» What you are asked to do: All lines of the following material must be written out exactly as they appear.
[Start of section]
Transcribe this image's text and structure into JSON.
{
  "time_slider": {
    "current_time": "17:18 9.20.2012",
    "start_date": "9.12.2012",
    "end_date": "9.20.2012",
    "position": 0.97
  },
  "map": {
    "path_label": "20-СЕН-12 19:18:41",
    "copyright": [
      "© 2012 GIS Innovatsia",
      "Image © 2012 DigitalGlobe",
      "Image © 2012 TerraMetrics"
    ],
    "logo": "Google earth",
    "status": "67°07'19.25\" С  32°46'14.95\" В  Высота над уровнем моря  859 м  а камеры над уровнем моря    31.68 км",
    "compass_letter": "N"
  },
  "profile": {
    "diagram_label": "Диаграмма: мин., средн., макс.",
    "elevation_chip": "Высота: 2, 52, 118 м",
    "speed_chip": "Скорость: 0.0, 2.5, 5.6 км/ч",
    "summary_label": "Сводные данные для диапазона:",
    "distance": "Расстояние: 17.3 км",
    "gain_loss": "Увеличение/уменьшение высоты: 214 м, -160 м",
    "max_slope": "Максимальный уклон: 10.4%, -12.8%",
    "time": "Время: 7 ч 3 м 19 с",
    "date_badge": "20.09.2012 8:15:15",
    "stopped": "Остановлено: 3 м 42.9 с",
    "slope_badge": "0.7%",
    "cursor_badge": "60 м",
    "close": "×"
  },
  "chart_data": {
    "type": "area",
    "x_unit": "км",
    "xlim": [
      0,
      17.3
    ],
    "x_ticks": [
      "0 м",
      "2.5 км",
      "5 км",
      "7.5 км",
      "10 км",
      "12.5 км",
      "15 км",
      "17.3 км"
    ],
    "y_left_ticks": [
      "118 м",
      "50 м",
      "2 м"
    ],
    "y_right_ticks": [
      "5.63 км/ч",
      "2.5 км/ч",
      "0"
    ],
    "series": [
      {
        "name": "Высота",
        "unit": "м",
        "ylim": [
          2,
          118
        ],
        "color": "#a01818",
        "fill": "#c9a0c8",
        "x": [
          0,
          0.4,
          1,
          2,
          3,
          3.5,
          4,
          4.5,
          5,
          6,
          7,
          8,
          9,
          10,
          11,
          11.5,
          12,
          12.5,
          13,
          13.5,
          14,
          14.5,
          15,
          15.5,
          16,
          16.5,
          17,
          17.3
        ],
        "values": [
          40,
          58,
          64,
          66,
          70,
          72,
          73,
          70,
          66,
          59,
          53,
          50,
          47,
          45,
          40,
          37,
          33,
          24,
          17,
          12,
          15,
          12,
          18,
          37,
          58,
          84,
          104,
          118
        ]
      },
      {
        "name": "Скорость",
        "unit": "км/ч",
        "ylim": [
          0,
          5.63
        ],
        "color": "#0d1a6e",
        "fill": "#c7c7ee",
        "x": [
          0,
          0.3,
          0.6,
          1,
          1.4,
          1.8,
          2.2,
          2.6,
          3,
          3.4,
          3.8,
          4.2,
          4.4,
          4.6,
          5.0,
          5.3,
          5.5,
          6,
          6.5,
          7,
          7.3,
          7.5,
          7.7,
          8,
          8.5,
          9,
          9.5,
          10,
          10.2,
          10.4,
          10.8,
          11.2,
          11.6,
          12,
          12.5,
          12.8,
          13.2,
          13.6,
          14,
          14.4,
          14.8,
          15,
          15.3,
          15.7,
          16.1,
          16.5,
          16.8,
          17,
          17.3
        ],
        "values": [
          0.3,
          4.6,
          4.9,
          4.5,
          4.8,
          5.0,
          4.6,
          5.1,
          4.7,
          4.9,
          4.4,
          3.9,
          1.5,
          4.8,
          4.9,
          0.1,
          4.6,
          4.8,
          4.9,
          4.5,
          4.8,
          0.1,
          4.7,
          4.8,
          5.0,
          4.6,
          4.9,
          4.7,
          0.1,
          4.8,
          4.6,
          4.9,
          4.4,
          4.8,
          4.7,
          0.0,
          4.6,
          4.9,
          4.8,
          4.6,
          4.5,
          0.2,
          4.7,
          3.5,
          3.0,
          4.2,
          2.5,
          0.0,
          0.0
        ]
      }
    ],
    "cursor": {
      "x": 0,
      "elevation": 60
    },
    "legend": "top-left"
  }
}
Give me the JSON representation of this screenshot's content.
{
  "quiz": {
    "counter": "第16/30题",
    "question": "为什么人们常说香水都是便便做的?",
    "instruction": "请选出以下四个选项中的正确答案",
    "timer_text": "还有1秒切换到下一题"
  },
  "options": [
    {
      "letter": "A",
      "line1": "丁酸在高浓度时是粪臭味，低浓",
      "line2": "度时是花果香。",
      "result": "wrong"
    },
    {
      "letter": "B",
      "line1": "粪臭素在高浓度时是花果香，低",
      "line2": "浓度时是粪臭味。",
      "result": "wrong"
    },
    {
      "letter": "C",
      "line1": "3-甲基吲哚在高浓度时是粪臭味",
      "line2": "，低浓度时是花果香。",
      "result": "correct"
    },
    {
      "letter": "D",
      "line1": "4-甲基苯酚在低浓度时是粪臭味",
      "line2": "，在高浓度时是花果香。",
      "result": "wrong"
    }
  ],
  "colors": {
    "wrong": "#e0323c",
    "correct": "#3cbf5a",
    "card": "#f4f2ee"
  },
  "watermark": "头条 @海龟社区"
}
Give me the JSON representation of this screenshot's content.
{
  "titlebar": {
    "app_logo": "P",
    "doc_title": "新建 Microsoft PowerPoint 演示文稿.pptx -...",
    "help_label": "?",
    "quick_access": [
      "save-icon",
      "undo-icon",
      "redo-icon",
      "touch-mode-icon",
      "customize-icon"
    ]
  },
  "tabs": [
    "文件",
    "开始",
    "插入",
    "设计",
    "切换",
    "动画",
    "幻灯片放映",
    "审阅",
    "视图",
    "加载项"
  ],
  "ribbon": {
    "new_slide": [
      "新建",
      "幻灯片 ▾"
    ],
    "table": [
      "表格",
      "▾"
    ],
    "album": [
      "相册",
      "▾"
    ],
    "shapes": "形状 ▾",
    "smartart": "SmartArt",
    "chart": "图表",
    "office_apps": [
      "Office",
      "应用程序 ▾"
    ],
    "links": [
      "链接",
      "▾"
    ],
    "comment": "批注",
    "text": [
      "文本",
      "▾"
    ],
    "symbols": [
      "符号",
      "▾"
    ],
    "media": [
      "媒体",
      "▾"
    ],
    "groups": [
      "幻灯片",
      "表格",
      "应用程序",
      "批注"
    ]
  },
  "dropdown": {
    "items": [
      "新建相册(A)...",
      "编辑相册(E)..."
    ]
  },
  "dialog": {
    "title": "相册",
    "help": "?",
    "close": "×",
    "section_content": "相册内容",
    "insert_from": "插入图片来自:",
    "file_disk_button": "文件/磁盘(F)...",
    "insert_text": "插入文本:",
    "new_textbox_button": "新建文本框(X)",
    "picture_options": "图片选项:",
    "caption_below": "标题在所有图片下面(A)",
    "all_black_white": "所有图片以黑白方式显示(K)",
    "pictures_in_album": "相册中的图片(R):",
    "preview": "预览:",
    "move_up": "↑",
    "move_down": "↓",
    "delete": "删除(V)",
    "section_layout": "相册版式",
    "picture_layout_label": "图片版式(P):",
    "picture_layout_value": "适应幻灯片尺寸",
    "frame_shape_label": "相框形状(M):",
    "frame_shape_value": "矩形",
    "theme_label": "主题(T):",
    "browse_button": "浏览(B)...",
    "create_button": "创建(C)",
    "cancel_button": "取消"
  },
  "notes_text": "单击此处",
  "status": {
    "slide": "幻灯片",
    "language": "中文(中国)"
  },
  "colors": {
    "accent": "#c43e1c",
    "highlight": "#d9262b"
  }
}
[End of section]
» Response area:
Transcribe this image's text and structure into JSON.
{
  "time_slider": {
    "current_time": "17:18 9.20.2012",
    "start_date": "9.12.2012",
    "end_date": "9.20.2012",
    "position": 0.97
  },
  "map": {
    "path_label": "20-СЕН-12 19:18:41",
    "copyright": [
      "© 2012 GIS Innovatsia",
      "Image © 2012 DigitalGlobe",
      "Image © 2012 TerraMetrics"
    ],
    "logo": "Google earth",
    "status": "67°07'19.25\" С  32°46'14.95\" В  Высота над уровнем моря  859 м  а камеры над уровнем моря    31.68 км",
    "compass_letter": "N"
  },
  "profile": {
    "diagram_label": "Диаграмма: мин., средн., макс.",
    "elevation_chip": "Высота: 2, 52, 118 м",
    "speed_chip": "Скорость: 0.0, 2.5, 5.6 км/ч",
    "summary_label": "Сводные данные для диапазона:",
    "distance": "Расстояние: 17.3 км",
    "gain_loss": "Увеличение/уменьшение высоты: 214 м, -160 м",
    "max_slope": "Максимальный уклон: 10.4%, -12.8%",
    "time": "Время: 7 ч 3 м 19 с",
    "date_badge": "20.09.2012 8:15:15",
    "stopped": "Остановлено: 3 м 42.9 с",
    "slope_badge": "0.7%",
    "cursor_badge": "60 м",
    "close": "×"
  },
  "chart_data": {
    "type": "area",
    "x_unit": "км",
    "xlim": [
      0,
      17.3
    ],
    "x_ticks": [
      "0 м",
      "2.5 км",
      "5 км",
      "7.5 км",
      "10 км",
      "12.5 км",
      "15 км",
      "17.3 км"
    ],
    "y_left_ticks": [
      "118 м",
      "50 м",
      "2 м"
    ],
    "y_right_ticks": [
      "5.63 км/ч",
      "2.5 км/ч",
      "0"
    ],
    "series": [
      {
        "name": "Высота",
        "unit": "м",
        "ylim": [
          2,
          118
        ],
        "color": "#a01818",
        "fill": "#c9a0c8",
        "x": [
          0,
          0.4,
          1,
          2,
          3,
          3.5,
          4,
          4.5,
          5,
          6,
          7,
          8,
          9,
          10,
          11,
          11.5,
          12,
          12.5,
          13,
          13.5,
          14,
          14.5,
          15,
          15.5,
          16,
          16.5,
          17,
          17.3
        ],
        "values": [
          40,
          58,
          64,
          66,
          70,
          72,
          73,
          70,
          66,
          59,
          53,
          50,
          47,
          45,
          40,
          37,
          33,
          24,
          17,
          12,
          15,
          12,
          18,
          37,
          58,
          84,
          104,
          118
        ]
      },
      {
        "name": "Скорость",
        "unit": "км/ч",
        "ylim": [
          0,
          5.63
        ],
        "color": "#0d1a6e",
        "fill": "#c7c7ee",
        "x": [
          0,
          0.3,
          0.6,
          1,
          1.4,
          1.8,
          2.2,
          2.6,
          3,
          3.4,
          3.8,
          4.2,
          4.4,
          4.6,
          5.0,
          5.3,
          5.5,
          6,
          6.5,
          7,
          7.3,
          7.5,
          7.7,
          8,
          8.5,
          9,
          9.5,
          10,
          10.2,
          10.4,
          10.8,
          11.2,
          11.6,
          12,
          12.5,
          12.8,
          13.2,
          13.6,
          14,
          14.4,
          14.8,
          15,
          15.3,
          15.7,
          16.1,
          16.5,
          16.8,
          17,
          17.3
        ],
        "values": [
          0.3,
          4.6,
          4.9,
          4.5,
          4.8,
          5.0,
          4.6,
          5.1,
          4.7,
          4.9,
          4.4,
          3.9,
          1.5,
          4.8,
          4.9,
          0.1,
          4.6,
          4.8,
          4.9,
          4.5,
          4.8,
          0.1,
          4.7,
          4.8,
          5.0,
          4.6,
          4.9,
          4.7,
          0.1,
          4.8,
          4.6,
          4.9,
          4.4,
          4.8,
          4.7,
          0.0,
          4.6,
          4.9,
          4.8,
          4.6,
          4.5,
          0.2,
          4.7,
          3.5,
          3.0,
          4.2,
          2.5,
          0.0,
          0.0
        ]
      }
    ],
    "cursor": {
      "x": 0,
      "elevation": 60
    },
    "legend": "top-left"
  }
}
Give me the JSON representation of this screenshot's content.
{
  "quiz": {
    "counter": "第16/30题",
    "question": "为什么人们常说香水都是便便做的?",
    "instruction": "请选出以下四个选项中的正确答案",
    "timer_text": "还有1秒切换到下一题"
  },
  "options": [
    {
      "letter": "A",
      "line1": "丁酸在高浓度时是粪臭味，低浓",
      "line2": "度时是花果香。",
      "result": "wrong"
    },
    {
      "letter": "B",
      "line1": "粪臭素在高浓度时是花果香，低",
      "line2": "浓度时是粪臭味。",
      "result": "wrong"
    },
    {
      "letter": "C",
      "line1": "3-甲基吲哚在高浓度时是粪臭味",
      "line2": "，低浓度时是花果香。",
      "result": "correct"
    },
    {
      "letter": "D",
      "line1": "4-甲基苯酚在低浓度时是粪臭味",
      "line2": "，在高浓度时是花果香。",
      "result": "wrong"
    }
  ],
  "colors": {
    "wrong": "#e0323c",
    "correct": "#3cbf5a",
    "card": "#f4f2ee"
  },
  "watermark": "头条 @海龟社区"
}
Give me the JSON representation of this screenshot's content.
{
  "titlebar": {
    "app_logo": "P",
    "doc_title": "新建 Microsoft PowerPoint 演示文稿.pptx -...",
    "help_label": "?",
    "quick_access": [
      "save-icon",
      "undo-icon",
      "redo-icon",
      "touch-mode-icon",
      "customize-icon"
    ]
  },
  "tabs": [
    "文件",
    "开始",
    "插入",
    "设计",
    "切换",
    "动画",
    "幻灯片放映",
    "审阅",
    "视图",
    "加载项"
  ],
  "ribbon": {
    "new_slide": [
      "新建",
      "幻灯片 ▾"
    ],
    "table": [
      "表格",
      "▾"
    ],
    "album": [
      "相册",
      "▾"
    ],
    "shapes": "形状 ▾",
    "smartart": "SmartArt",
    "chart": "图表",
    "office_apps": [
      "Office",
      "应用程序 ▾"
    ],
    "links": [
      "链接",
      "▾"
    ],
    "comment": "批注",
    "text": [
      "文本",
      "▾"
    ],
    "symbols": [
      "符号",
      "▾"
    ],
    "media": [
      "媒体",
      "▾"
    ],
    "groups": [
      "幻灯片",
      "表格",
      "应用程序",
      "批注"
    ]
  },
  "dropdown": {
    "items": [
      "新建相册(A)...",
      "编辑相册(E)..."
    ]
  },
  "dialog": {
    "title": "相册",
    "help": "?",
    "close": "×",
    "section_content": "相册内容",
    "insert_from": "插入图片来自:",
    "file_disk_button": "文件/磁盘(F)...",
    "insert_text": "插入文本:",
    "new_textbox_button": "新建文本框(X)",
    "picture_options": "图片选项:",
    "caption_below": "标题在所有图片下面(A)",
    "all_black_white": "所有图片以黑白方式显示(K)",
    "pictures_in_album": "相册中的图片(R):",
    "preview": "预览:",
    "move_up": "↑",
    "move_down": "↓",
    "delete": "删除(V)",
    "section_layout": "相册版式",
    "picture_layout_label": "图片版式(P):",
    "picture_layout_value": "适应幻灯片尺寸",
    "frame_shape_label": "相框形状(M):",
    "frame_shape_value": "矩形",
    "theme_label": "主题(T):",
    "browse_button": "浏览(B)...",
    "create_button": "创建(C)",
    "cancel_button": "取消"
  },
  "notes_text": "单击此处",
  "status": {
    "slide": "幻灯片",
    "language": "中文(中国)"
  },
  "colors": {
    "accent": "#c43e1c",
    "highlight": "#d9262b"
  }
}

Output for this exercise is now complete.